### [Work order]
Word for word, copy the records that follow.

### [Extracted data]
=== Begin Enclosure ===

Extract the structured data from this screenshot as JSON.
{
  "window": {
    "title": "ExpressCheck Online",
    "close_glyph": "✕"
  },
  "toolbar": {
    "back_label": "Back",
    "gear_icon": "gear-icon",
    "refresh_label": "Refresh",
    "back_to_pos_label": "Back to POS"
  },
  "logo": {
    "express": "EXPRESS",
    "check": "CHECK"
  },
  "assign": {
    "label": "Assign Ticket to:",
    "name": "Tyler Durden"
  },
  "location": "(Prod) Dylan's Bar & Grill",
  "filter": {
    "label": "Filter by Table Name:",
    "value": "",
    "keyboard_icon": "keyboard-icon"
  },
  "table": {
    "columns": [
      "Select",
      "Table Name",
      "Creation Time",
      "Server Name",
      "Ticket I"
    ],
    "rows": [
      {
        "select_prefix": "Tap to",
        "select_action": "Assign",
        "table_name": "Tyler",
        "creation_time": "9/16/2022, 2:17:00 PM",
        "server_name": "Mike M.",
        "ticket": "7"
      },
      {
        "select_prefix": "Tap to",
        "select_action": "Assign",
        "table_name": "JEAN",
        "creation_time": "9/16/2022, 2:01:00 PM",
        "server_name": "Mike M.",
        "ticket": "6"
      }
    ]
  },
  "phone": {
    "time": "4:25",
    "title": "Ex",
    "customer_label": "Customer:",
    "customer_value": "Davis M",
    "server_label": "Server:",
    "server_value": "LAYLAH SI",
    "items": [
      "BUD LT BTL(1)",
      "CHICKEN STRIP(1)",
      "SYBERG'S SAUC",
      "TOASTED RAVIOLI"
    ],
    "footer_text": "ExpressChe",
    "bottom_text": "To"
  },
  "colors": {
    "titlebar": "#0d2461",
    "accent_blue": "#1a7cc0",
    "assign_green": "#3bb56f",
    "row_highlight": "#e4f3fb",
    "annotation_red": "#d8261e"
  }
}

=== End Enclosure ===

### [Response below]
Extract the structured data from this screenshot as JSON.
{
  "window": {
    "title": "ExpressCheck Online",
    "close_glyph": "✕"
  },
  "toolbar": {
    "back_label": "Back",
    "gear_icon": "gear-icon",
    "refresh_label": "Refresh",
    "back_to_pos_label": "Back to POS"
  },
  "logo": {
    "express": "EXPRESS",
    "check": "CHECK"
  },
  "assign": {
    "label": "Assign Ticket to:",
    "name": "Tyler Durden"
  },
  "location": "(Prod) Dylan's Bar & Grill",
  "filter": {
    "label": "Filter by Table Name:",
    "value": "",
    "keyboard_icon": "keyboard-icon"
  },
  "table": {
    "columns": [
      "Select",
      "Table Name",
      "Creation Time",
      "Server Name",
      "Ticket I"
    ],
    "rows": [
      {
        "select_prefix": "Tap to",
        "select_action": "Assign",
        "table_name": "Tyler",
        "creation_time": "9/16/2022, 2:17:00 PM",
        "server_name": "Mike M.",
        "ticket": "7"
      },
      {
        "select_prefix": "Tap to",
        "select_action": "Assign",
        "table_name": "JEAN",
        "creation_time": "9/16/2022, 2:01:00 PM",
        "server_name": "Mike M.",
        "ticket": "6"
      }
    ]
  },
  "phone": {
    "time": "4:25",
    "title": "Ex",
    "customer_label": "Customer:",
    "customer_value": "Davis M",
    "server_label": "Server:",
    "server_value": "LAYLAH SI",
    "items": [
      "BUD LT BTL(1)",
      "CHICKEN STRIP(1)",
      "SYBERG'S SAUC",
      "TOASTED RAVIOLI"
    ],
    "footer_text": "ExpressChe",
    "bottom_text": "To"
  },
  "colors": {
    "titlebar": "#0d2461",
    "accent_blue": "#1a7cc0",
    "assign_green": "#3bb56f",
    "row_highlight": "#e4f3fb",
    "annotation_red": "#d8261e"
  }
}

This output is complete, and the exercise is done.